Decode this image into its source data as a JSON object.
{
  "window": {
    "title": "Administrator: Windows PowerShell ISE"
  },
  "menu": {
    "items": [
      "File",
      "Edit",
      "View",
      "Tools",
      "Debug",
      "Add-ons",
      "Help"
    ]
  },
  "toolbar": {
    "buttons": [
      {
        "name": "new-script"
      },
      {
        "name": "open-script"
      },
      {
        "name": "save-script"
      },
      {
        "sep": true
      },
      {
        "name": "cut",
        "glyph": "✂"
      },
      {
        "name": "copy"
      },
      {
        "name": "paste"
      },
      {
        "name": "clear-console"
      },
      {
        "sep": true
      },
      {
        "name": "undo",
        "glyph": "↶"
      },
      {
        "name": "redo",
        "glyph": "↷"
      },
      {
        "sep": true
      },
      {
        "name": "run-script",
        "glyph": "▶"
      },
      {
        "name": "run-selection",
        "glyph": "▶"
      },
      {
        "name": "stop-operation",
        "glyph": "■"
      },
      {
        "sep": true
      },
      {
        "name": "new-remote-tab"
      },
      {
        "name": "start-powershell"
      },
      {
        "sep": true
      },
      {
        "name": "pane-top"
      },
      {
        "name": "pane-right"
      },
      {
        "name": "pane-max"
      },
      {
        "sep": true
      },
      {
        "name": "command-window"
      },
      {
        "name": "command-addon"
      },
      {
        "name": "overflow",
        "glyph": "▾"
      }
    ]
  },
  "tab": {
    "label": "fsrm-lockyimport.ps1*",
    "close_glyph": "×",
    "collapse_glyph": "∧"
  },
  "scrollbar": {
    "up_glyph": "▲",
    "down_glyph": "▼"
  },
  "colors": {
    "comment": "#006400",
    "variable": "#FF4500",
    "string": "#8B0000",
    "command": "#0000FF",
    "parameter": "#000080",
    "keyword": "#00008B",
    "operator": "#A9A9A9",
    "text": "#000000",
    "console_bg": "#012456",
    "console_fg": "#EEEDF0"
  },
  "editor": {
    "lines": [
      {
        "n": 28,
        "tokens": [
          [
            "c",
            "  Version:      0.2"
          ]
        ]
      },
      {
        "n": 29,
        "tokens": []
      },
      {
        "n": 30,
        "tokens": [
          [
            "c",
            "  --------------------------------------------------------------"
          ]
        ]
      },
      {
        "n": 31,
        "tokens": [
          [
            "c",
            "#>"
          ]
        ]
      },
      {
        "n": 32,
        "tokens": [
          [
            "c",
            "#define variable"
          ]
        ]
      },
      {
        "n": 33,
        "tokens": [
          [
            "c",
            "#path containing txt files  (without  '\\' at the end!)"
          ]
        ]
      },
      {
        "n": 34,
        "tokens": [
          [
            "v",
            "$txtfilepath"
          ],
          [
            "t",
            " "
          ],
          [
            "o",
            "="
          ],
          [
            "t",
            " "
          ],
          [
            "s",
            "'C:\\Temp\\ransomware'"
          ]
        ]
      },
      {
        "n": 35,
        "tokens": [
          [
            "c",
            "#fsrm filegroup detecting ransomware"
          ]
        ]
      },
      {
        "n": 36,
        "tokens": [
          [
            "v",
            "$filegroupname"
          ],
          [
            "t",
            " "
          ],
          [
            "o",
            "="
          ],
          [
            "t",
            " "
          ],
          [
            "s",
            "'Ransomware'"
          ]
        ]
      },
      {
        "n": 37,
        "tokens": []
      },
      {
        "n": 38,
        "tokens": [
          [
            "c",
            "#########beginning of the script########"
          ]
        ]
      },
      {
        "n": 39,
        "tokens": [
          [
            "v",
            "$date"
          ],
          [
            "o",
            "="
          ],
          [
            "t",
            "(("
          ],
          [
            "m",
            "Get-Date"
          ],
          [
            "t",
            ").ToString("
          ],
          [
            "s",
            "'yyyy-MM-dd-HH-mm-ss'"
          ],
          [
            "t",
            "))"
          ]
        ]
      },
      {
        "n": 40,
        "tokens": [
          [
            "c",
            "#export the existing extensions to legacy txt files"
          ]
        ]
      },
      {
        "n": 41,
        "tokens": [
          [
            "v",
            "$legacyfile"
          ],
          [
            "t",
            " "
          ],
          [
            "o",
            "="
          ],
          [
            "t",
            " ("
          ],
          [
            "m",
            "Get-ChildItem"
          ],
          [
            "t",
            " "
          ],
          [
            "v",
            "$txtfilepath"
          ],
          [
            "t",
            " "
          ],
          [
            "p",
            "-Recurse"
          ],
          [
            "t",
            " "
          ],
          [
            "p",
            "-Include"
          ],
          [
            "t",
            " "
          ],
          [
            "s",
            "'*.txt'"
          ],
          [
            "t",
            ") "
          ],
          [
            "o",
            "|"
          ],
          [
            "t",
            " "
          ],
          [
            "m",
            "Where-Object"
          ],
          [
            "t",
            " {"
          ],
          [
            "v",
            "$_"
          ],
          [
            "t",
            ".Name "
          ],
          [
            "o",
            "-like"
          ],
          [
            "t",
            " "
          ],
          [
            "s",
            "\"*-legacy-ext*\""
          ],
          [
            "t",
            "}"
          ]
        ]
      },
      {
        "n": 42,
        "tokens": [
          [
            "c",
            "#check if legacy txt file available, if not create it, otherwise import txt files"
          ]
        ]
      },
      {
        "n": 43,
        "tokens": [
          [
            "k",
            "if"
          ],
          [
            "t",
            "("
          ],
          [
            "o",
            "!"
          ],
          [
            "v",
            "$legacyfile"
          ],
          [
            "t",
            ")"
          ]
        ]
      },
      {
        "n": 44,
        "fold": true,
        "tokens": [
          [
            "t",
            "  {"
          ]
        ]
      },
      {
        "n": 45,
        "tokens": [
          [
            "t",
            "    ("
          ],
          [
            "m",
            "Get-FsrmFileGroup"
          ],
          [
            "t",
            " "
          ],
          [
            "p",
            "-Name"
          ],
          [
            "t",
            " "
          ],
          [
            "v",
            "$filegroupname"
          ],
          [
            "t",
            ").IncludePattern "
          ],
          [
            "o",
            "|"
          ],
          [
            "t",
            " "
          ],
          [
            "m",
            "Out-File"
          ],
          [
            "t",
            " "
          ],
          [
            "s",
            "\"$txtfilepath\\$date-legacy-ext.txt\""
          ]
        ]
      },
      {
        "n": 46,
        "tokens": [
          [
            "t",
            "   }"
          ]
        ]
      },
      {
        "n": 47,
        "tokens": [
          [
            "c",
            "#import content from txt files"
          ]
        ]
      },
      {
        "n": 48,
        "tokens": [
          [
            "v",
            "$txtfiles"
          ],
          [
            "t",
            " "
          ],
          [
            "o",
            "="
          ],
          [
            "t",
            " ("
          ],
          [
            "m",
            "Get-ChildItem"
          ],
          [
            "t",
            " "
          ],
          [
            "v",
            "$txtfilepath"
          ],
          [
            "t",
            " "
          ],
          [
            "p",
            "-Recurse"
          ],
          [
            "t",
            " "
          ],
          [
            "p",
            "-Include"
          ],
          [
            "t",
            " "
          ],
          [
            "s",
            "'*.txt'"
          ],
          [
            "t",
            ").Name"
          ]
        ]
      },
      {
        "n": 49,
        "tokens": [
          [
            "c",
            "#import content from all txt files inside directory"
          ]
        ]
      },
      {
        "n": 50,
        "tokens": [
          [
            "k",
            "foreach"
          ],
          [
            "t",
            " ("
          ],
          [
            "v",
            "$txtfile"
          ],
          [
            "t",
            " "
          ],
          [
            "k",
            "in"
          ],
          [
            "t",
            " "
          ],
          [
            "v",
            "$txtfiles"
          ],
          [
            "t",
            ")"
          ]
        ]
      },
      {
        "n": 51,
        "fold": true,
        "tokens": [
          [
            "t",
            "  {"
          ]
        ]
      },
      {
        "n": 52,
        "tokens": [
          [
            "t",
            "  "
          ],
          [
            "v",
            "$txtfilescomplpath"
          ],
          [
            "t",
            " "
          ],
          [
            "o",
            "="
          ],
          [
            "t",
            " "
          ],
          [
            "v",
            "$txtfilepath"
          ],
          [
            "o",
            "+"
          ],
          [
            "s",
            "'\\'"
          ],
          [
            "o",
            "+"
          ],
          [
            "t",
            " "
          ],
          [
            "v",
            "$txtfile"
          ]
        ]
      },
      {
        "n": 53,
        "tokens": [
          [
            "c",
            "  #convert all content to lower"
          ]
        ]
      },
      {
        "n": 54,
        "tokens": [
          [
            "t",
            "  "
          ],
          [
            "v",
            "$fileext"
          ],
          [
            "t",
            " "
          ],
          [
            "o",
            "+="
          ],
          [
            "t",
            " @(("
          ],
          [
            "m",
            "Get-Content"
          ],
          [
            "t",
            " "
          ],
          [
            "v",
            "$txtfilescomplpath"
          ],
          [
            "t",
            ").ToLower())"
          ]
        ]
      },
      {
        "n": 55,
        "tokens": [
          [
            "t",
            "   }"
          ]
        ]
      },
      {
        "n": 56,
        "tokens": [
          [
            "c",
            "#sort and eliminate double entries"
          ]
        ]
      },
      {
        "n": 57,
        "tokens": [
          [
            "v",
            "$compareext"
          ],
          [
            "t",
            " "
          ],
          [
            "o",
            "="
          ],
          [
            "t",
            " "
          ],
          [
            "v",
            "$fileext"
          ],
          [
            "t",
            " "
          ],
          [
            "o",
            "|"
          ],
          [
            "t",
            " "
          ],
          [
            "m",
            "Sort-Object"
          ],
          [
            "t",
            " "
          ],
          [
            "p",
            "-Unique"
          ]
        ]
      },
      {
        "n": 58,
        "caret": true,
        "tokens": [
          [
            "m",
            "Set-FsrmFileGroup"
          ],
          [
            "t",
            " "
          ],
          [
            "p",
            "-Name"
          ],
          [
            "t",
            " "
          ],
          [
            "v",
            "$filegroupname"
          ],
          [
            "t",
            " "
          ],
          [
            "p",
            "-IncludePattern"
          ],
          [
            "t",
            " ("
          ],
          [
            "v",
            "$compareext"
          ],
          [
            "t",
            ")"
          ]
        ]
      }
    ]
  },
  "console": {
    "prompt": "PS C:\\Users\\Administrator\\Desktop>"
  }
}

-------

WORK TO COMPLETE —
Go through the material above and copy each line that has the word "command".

RESPONSE BOX —
        "name": "command-window"
        "name": "command-addon"
    "command": "#0000FF",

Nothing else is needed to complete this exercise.